Algae protein isolate could also be a cost effective alternative to meat proteins. Dutch research organisation TNO have already started to investigate this potential, after they spied an opportunity to extract protein from coldwater algae – which it believes could herald a new, environmentally-friendly, source of protein and a meat analogue.
tNO researcher Korstanje said the protein rubisco – found in algae – has good functionality for food applications due to its structuring properties that make it useful for stabilising foams and gives it “high potential uses in meat replacement products.”
Consumption of insects may be a natural part of many cultures, but most Western consumers would balk at the thought of eating foods made from our six-legged friends.
However, the potential for food made from purified insect protein is massive, with the European Union and national food agencies backing plans for foods containing insects.
It’s easy to see why, too. The average insect provides similar nutritional value to meat in terms of calories and protein content, but is much lower in price and generally contains much less fat.
Many insects are also rich of nutrients such as calcium, niacin, iron, protein, potassium and B vitamins.
As a result, the UK’s food safety agency indicated last year that purified or partially purified insect protein could become commercial viable if a reliable source could be identified, whilst the Dutch government has long been in favour of encouraging insect consumption.
The European Union will also spend €3m on research on 'the potential of insects as an alternative source of protein.”
“In principle there are three ways insects could be consumed. First as whole insects, recognizable as such; second, whole insects processed in some powder or paste; third, as an extract such as a protein isolate,” explains Harmke Klunder from Wageningen University in The Netherlands – who recently led a study into the potential of insect protein.
However, many food experts warned that insects would probably have to be ‘disguised’ or used as part of a ‘hybrid’ meat product – such as a burger with ‘added insect protein’ – for Western consumers.
Test tube burgers?
In addition to replacing meat with alternative protein source, there is mounting interest in growing meat from a sustainable source in the lab
Dr Professor Mark Post of Maastricht University, the Netherlands, argues that the idea of growing meat in vitro could offer the beginning of a new solution to the ever increasing demand for meat.
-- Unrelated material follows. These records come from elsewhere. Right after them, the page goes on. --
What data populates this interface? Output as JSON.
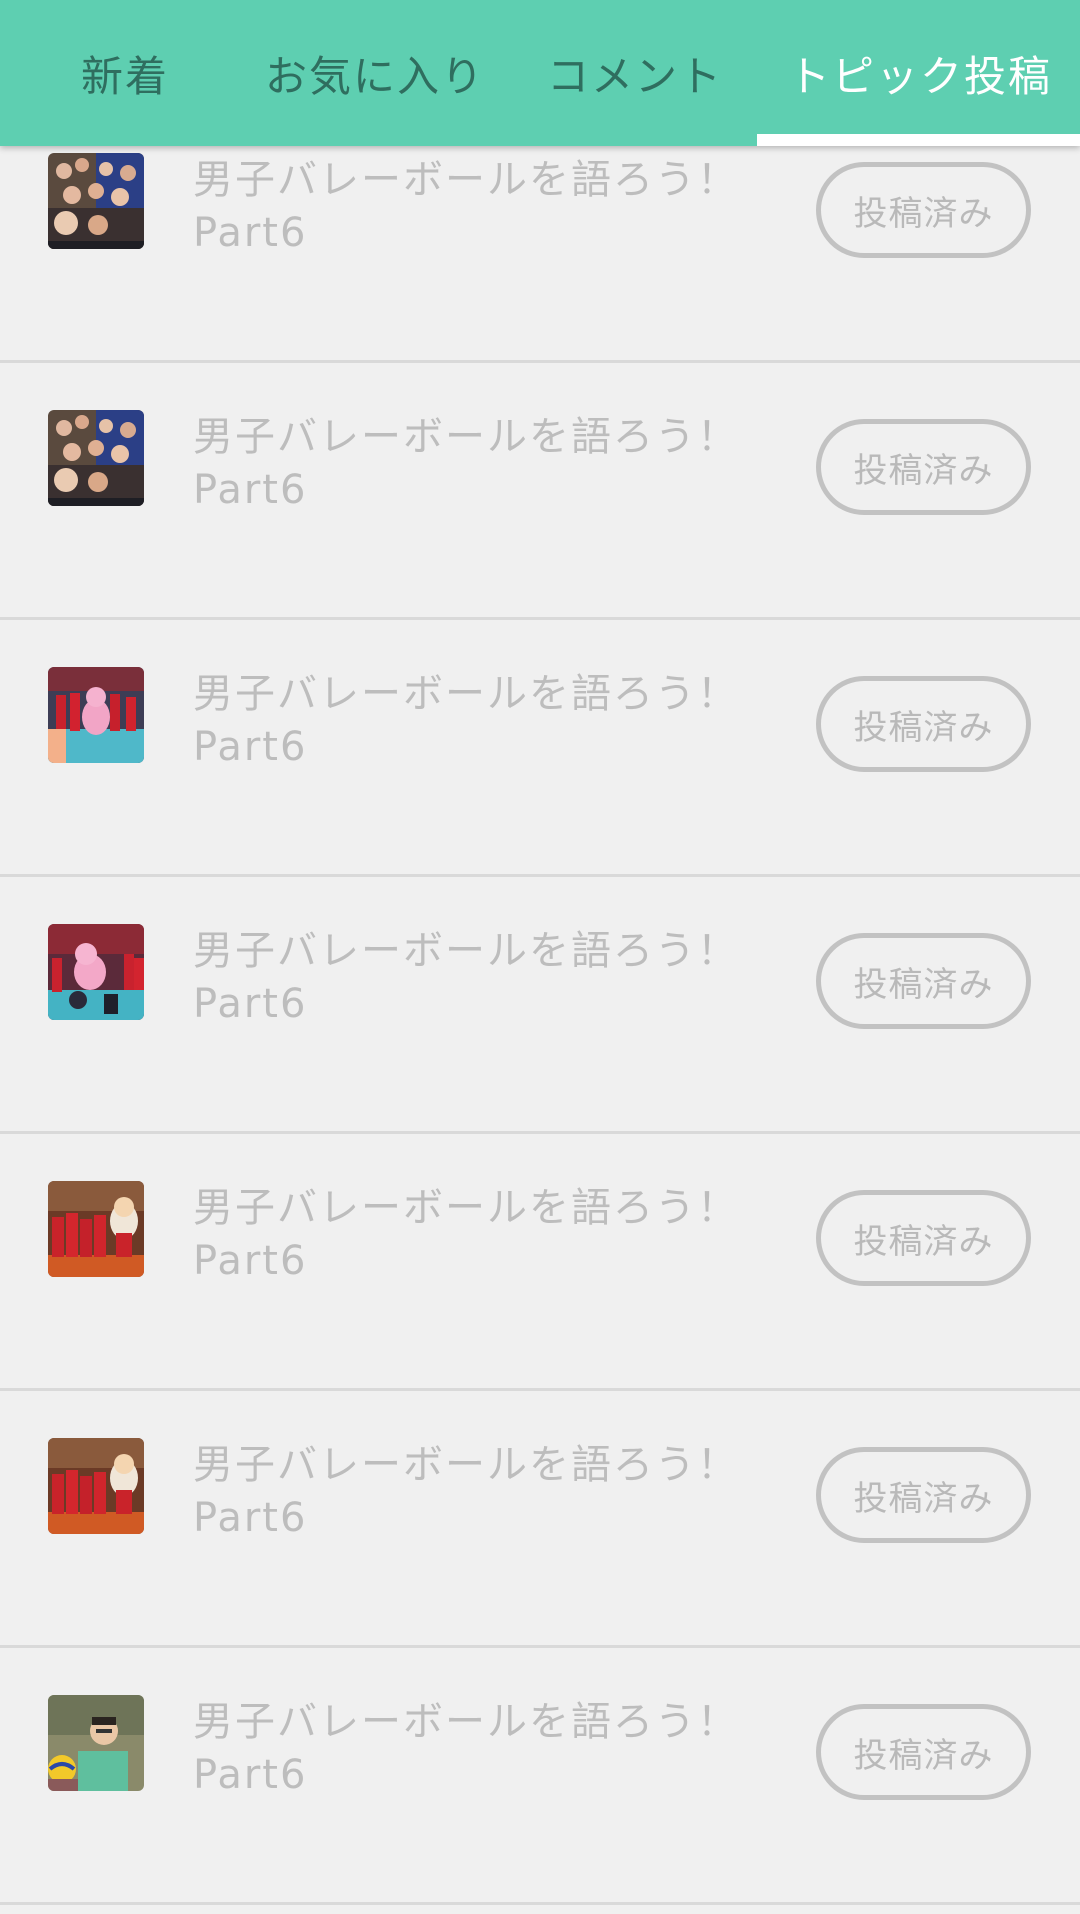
{
  "tabs": [
    {
      "label": "新着",
      "active": false
    },
    {
      "label": "お気に入り",
      "active": false
    },
    {
      "label": "コメント",
      "active": false
    },
    {
      "label": "トピック投稿",
      "active": true
    }
  ],
  "colors": {
    "tab_bar": "#5ecfb1",
    "tab_text": "#2f6e5f",
    "tab_active_text": "#ffffff",
    "background": "#f0f0f0",
    "muted_text": "#bdbdbd"
  },
  "topics": [
    {
      "title_line1": "男子バレーボールを語ろう！",
      "title_line2": "Part6",
      "status": "投稿済み",
      "thumbnail": "team-selfie-photo"
    },
    {
      "title_line1": "男子バレーボールを語ろう！",
      "title_line2": "Part6",
      "status": "投稿済み",
      "thumbnail": "team-selfie-photo"
    },
    {
      "title_line1": "男子バレーボールを語ろう！",
      "title_line2": "Part6",
      "status": "投稿済み",
      "thumbnail": "team-mascot-court-photo"
    },
    {
      "title_line1": "男子バレーボールを語ろう！",
      "title_line2": "Part6",
      "status": "投稿済み",
      "thumbnail": "team-mascot-court-photo"
    },
    {
      "title_line1": "男子バレーボールを語ろう！",
      "title_line2": "Part6",
      "status": "投稿済み",
      "thumbnail": "team-red-arena-photo"
    },
    {
      "title_line1": "男子バレーボールを語ろう！",
      "title_line2": "Part6",
      "status": "投稿済み",
      "thumbnail": "team-red-arena-photo"
    },
    {
      "title_line1": "男子バレーボールを語ろう！",
      "title_line2": "Part6",
      "status": "投稿済み",
      "thumbnail": "player-portrait-photo"
    }
  ]
}
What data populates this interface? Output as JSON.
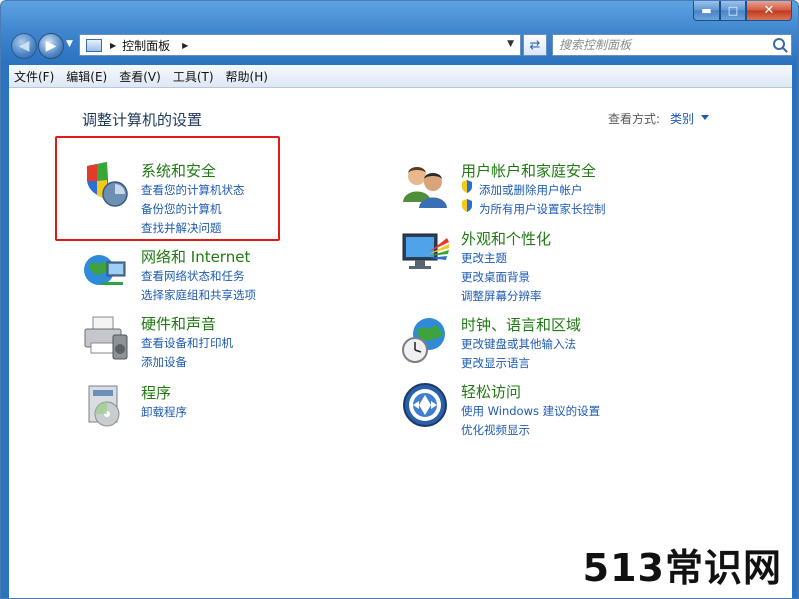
{
  "titlebar": {
    "min_label": "▬",
    "max_label": "□",
    "close_label": "✕"
  },
  "nav": {
    "breadcrumb": "控制面板",
    "search_placeholder": "搜索控制面板"
  },
  "menubar": [
    "文件(F)",
    "编辑(E)",
    "查看(V)",
    "工具(T)",
    "帮助(H)"
  ],
  "content": {
    "heading": "调整计算机的设置",
    "view_by_label": "查看方式:",
    "view_by_value": "类别"
  },
  "categories": [
    {
      "title": "系统和安全",
      "icon": "shield-icon",
      "links": [
        "查看您的计算机状态",
        "备份您的计算机",
        "查找并解决问题"
      ]
    },
    {
      "title": "网络和 Internet",
      "icon": "network-globe-icon",
      "links": [
        "查看网络状态和任务",
        "选择家庭组和共享选项"
      ]
    },
    {
      "title": "硬件和声音",
      "icon": "printer-icon",
      "links": [
        "查看设备和打印机",
        "添加设备"
      ]
    },
    {
      "title": "程序",
      "icon": "programs-icon",
      "links": [
        "卸载程序"
      ]
    },
    {
      "title": "用户帐户和家庭安全",
      "icon": "users-icon",
      "links": [
        "添加或删除用户帐户",
        "为所有用户设置家长控制"
      ]
    },
    {
      "title": "外观和个性化",
      "icon": "monitor-palette-icon",
      "links": [
        "更改主题",
        "更改桌面背景",
        "调整屏幕分辨率"
      ]
    },
    {
      "title": "时钟、语言和区域",
      "icon": "clock-globe-icon",
      "links": [
        "更改键盘或其他输入法",
        "更改显示语言"
      ]
    },
    {
      "title": "轻松访问",
      "icon": "ease-of-access-icon",
      "links": [
        "使用 Windows 建议的设置",
        "优化视频显示"
      ]
    }
  ],
  "watermark": "513常识网",
  "colors": {
    "title_green": "#1f7a12",
    "link_blue": "#1e5bb3",
    "highlight_red": "#e01919",
    "chrome_blue": "#2c73bf"
  }
}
Post is working on an efficient way to produce skeletal muscle tissue in a laboratory that exactly mimics meat – something he believes could eventually replace the entire meat-animal industry. And he is succeeding.
The World’s first burger made entirely from meat grown in his laboratory is due to be ready later this year.
In a podcast with FoodNavigator last year (found here), Post explained that his team are currently working on producing the burger from around 10,000 stem cells extracted from cattle.
The cells are left to multiply by more than a billion times, producing muscle tissue that will then be used to make burgers.
The project is funded with 250,000 euros from an anonymous private investor, who Dr Post revealed is motivated by "care for the environment, food for the world, and interest in life-transforming technologies."
He said that whilst his team are currently aiming to produce small strands of meat which can then be processed to produce “burgers and sausage type foods,” the long term goals of the project “have to be to grow much larger pieces of meat, such as steaks and chops.”
“Hopefully this will create enough enthusiasm and financial support to upscale and economise the processes, so that we can improve and start to think about a real manufacturing process,” said Post.